Is there bacteria in the water?

Bacteria are naturally present everywhere in the environment, including raw water sources. As part of the treatment process, all water treatment plants disinfect the water prior to distribution. In Attleboro, we use sodium hypochlorite as a disinfectant. The residual chlorine concentration is maintained at a level sufficient to keep all harmful bacteria out of the system.

To ensure that the disinfection process is effective throughout all parts of the City, we test the water weekly from between 15 to 18 sample points, including the most remote parts of the City. We check for the presence of coliform. The coliform serve as an indicator of the presence of other more harmful bacteria. Should coliform be detected, steps would be taken immediately to identify the source and remedy the situation, usually with further disinfection.

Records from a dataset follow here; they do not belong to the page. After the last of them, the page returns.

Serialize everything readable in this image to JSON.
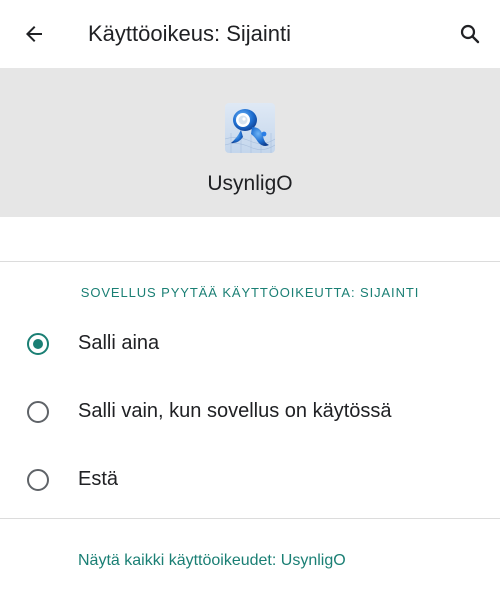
{
  "toolbar": {
    "back_icon": "arrow-back-icon",
    "title": "Käyttöoikeus: Sijainti",
    "search_icon": "search-icon"
  },
  "app": {
    "icon": "usynligo-app-icon",
    "name": "UsynligO"
  },
  "permission": {
    "section_header": "SOVELLUS PYYTÄÄ KÄYTTÖOIKEUTTA: SIJAINTI",
    "options": [
      {
        "label": "Salli aina",
        "selected": true
      },
      {
        "label": "Salli vain, kun sovellus on käytössä",
        "selected": false
      },
      {
        "label": "Estä",
        "selected": false
      }
    ]
  },
  "footer": {
    "link": "Näytä kaikki käyttöoikeudet: UsynligO"
  },
  "colors": {
    "accent": "#1a7f74",
    "header_background": "#e6e6e6",
    "text": "#202124",
    "icon": "#5f6368"
  }
}
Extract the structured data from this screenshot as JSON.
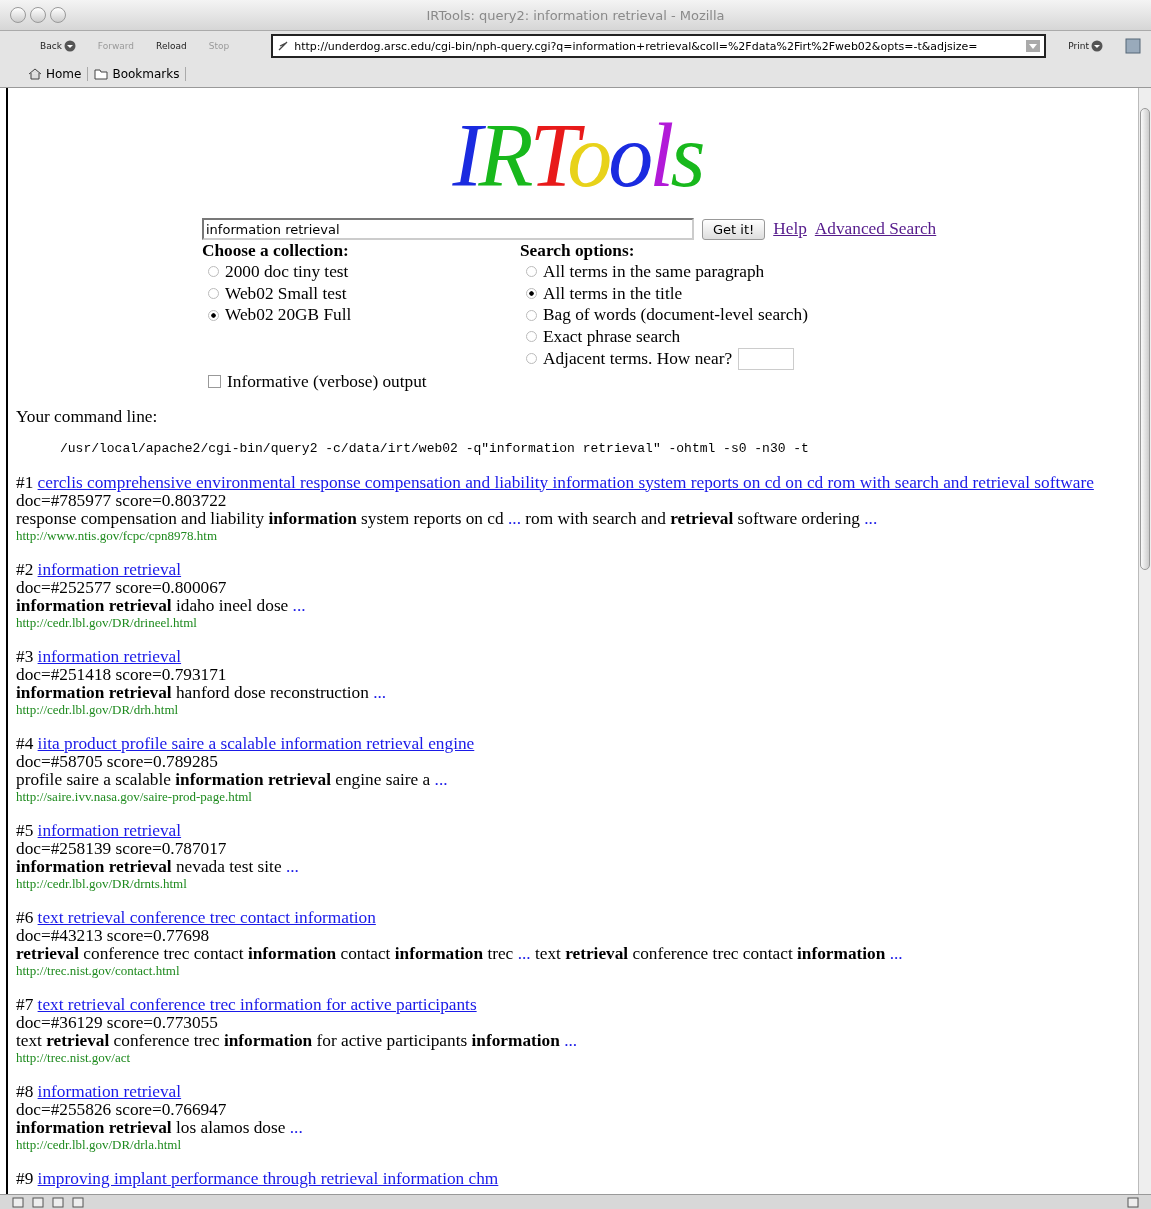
{
  "window": {
    "title": "IRTools: query2: information retrieval - Mozilla"
  },
  "toolbar": {
    "buttons": [
      {
        "label": "Back",
        "disabled": false,
        "menu": true
      },
      {
        "label": "Forward",
        "disabled": true,
        "menu": false
      },
      {
        "label": "Reload",
        "disabled": false,
        "menu": false
      },
      {
        "label": "Stop",
        "disabled": true,
        "menu": false
      }
    ],
    "address": "http://underdog.arsc.edu/cgi-bin/nph-query.cgi?q=information+retrieval&coll=%2Fdata%2Firt%2Fweb02&opts=-t&adjsize=",
    "print": "Print"
  },
  "bookmarks_bar": {
    "items": [
      {
        "label": "Home",
        "kind": "home"
      },
      {
        "label": "Bookmarks",
        "kind": "folder"
      }
    ]
  },
  "logo": {
    "letters": [
      {
        "text": "I",
        "color": "#1a2be0"
      },
      {
        "text": "R",
        "color": "#18b81c"
      },
      {
        "text": "T",
        "color": "#e81a1a"
      },
      {
        "text": "o",
        "color": "#e8d21a"
      },
      {
        "text": "o",
        "color": "#1a2be0"
      },
      {
        "text": "l",
        "color": "#b21ad8"
      },
      {
        "text": "s",
        "color": "#18b81c"
      }
    ]
  },
  "search": {
    "value": "information retrieval",
    "button": "Get it!",
    "links": [
      "Help",
      "Advanced Search"
    ]
  },
  "collections": {
    "heading": "Choose a collection:",
    "options": [
      {
        "label": "2000 doc tiny test",
        "selected": false
      },
      {
        "label": "Web02 Small test",
        "selected": false
      },
      {
        "label": "Web02 20GB Full",
        "selected": true
      }
    ]
  },
  "search_options": {
    "heading": "Search options:",
    "options": [
      {
        "label": "All terms in the same paragraph",
        "selected": false
      },
      {
        "label": "All terms in the title",
        "selected": true
      },
      {
        "label": "Bag of words (document-level search)",
        "selected": false
      },
      {
        "label": "Exact phrase search",
        "selected": false
      },
      {
        "label": "Adjacent terms. How near?",
        "selected": false,
        "has_field": true
      }
    ]
  },
  "verbose": {
    "label": "Informative (verbose) output",
    "checked": false
  },
  "command": {
    "label": "Your command line:",
    "line": "/usr/local/apache2/cgi-bin/query2 -c/data/irt/web02 -q\"information retrieval\" -ohtml -s0 -n30 -t"
  },
  "results": [
    {
      "rank": "#1",
      "title": "cerclis comprehensive environmental response compensation and liability information system reports on cd on cd rom with search and retrieval software",
      "meta": "doc=#785977 score=0.803722",
      "snippet": [
        {
          "kind": "text",
          "text": "response compensation and liability **information** system reports on cd"
        },
        {
          "kind": "more",
          "text": "..."
        },
        {
          "kind": "text",
          "text": "rom with search and **retrieval** software ordering"
        },
        {
          "kind": "more",
          "text": "..."
        }
      ],
      "url": "http://www.ntis.gov/fcpc/cpn8978.htm"
    },
    {
      "rank": "#2",
      "title": "information retrieval",
      "meta": "doc=#252577 score=0.800067",
      "snippet": [
        {
          "kind": "text",
          "text": "**information retrieval** idaho ineel dose"
        },
        {
          "kind": "more",
          "text": "..."
        }
      ],
      "url": "http://cedr.lbl.gov/DR/drineel.html"
    },
    {
      "rank": "#3",
      "title": "information retrieval",
      "meta": "doc=#251418 score=0.793171",
      "snippet": [
        {
          "kind": "text",
          "text": "**information retrieval** hanford dose reconstruction"
        },
        {
          "kind": "more",
          "text": "..."
        }
      ],
      "url": "http://cedr.lbl.gov/DR/drh.html"
    },
    {
      "rank": "#4",
      "title": "iita product profile saire a scalable information retrieval engine",
      "meta": "doc=#58705 score=0.789285",
      "snippet": [
        {
          "kind": "text",
          "text": "profile saire a scalable **information retrieval** engine saire a"
        },
        {
          "kind": "more",
          "text": "..."
        }
      ],
      "url": "http://saire.ivv.nasa.gov/saire-prod-page.html"
    },
    {
      "rank": "#5",
      "title": "information retrieval",
      "meta": "doc=#258139 score=0.787017",
      "snippet": [
        {
          "kind": "text",
          "text": "**information retrieval** nevada test site"
        },
        {
          "kind": "more",
          "text": "..."
        }
      ],
      "url": "http://cedr.lbl.gov/DR/drnts.html"
    },
    {
      "rank": "#6",
      "title": "text retrieval conference trec contact information",
      "meta": "doc=#43213 score=0.77698",
      "snippet": [
        {
          "kind": "text",
          "text": "**retrieval** conference trec contact **information** contact **information** trec"
        },
        {
          "kind": "more",
          "text": "..."
        },
        {
          "kind": "text",
          "text": "text **retrieval** conference trec contact **information**"
        },
        {
          "kind": "more",
          "text": "..."
        }
      ],
      "url": "http://trec.nist.gov/contact.html"
    },
    {
      "rank": "#7",
      "title": "text retrieval conference trec information for active participants",
      "meta": "doc=#36129 score=0.773055",
      "snippet": [
        {
          "kind": "text",
          "text": "text **retrieval** conference trec **information** for active participants **information**"
        },
        {
          "kind": "more",
          "text": "..."
        }
      ],
      "url": "http://trec.nist.gov/act"
    },
    {
      "rank": "#8",
      "title": "information retrieval",
      "meta": "doc=#255826 score=0.766947",
      "snippet": [
        {
          "kind": "text",
          "text": "**information retrieval** los alamos dose"
        },
        {
          "kind": "more",
          "text": "..."
        }
      ],
      "url": "http://cedr.lbl.gov/DR/drla.html"
    },
    {
      "rank": "#9",
      "title": "improving implant performance through retrieval information chm"
    }
  ]
}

While the detection of coliform in Attleboro's drinking water is a rare occurrence, should more than 5% of samples drawn in any given month indicate their presence, the public would be notified as to what steps should be taken. Most often, the situation would require that the water be boiled before consumption.

Show All Answers

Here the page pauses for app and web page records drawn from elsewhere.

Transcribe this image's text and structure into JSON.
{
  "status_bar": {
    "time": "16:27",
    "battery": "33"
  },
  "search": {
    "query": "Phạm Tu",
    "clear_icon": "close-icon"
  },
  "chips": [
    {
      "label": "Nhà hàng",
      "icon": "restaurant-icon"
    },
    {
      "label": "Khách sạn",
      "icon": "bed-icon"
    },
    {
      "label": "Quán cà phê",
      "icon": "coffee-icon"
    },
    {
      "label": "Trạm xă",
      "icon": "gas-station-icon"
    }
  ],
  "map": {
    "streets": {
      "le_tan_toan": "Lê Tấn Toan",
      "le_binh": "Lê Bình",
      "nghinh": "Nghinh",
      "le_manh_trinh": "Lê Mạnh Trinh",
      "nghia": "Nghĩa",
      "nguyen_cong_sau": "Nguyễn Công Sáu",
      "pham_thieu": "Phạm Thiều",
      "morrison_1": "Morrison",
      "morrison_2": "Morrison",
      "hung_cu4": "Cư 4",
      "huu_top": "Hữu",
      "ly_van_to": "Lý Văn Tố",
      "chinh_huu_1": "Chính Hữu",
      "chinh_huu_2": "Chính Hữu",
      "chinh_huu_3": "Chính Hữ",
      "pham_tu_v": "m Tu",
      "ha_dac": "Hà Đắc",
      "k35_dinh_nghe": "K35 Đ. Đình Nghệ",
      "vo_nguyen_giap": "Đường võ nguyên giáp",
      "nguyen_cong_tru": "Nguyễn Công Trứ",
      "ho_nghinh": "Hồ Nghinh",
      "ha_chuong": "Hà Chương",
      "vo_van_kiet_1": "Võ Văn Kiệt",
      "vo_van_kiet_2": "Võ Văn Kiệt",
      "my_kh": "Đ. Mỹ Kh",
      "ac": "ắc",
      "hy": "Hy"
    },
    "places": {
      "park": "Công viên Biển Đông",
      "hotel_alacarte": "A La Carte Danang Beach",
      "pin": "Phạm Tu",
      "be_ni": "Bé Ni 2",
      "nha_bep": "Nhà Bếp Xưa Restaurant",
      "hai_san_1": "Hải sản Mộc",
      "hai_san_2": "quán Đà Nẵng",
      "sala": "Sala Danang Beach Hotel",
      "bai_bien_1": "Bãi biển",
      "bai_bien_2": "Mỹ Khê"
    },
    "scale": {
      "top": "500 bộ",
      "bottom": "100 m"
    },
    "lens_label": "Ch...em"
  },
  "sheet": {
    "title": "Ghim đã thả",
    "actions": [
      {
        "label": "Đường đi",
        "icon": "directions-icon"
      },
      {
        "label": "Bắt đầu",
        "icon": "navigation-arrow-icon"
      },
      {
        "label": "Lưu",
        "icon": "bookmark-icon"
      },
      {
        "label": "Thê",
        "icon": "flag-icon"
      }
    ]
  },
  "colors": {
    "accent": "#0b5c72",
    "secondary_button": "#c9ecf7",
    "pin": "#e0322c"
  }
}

1. Who do I call for a water billing problem?
2. Why is my water bill increasing?
3. How can I determine if I have a water leak?
4. Is my water safe to drink?
5. Is there bacteria in the water?
6. Should I have my water tested?
7. Is lead a problem in my water?
8. How much sodium is in my water?
9. Is my water hard or soft?
10. What chemicals are added to the water?
11. Why is fluoride added to the water?
12. What can I do to conserve water?
13. What is the typical water pressure in Attleboro?
14. I am experiencing water at my home of lower quality than expected. What do I do?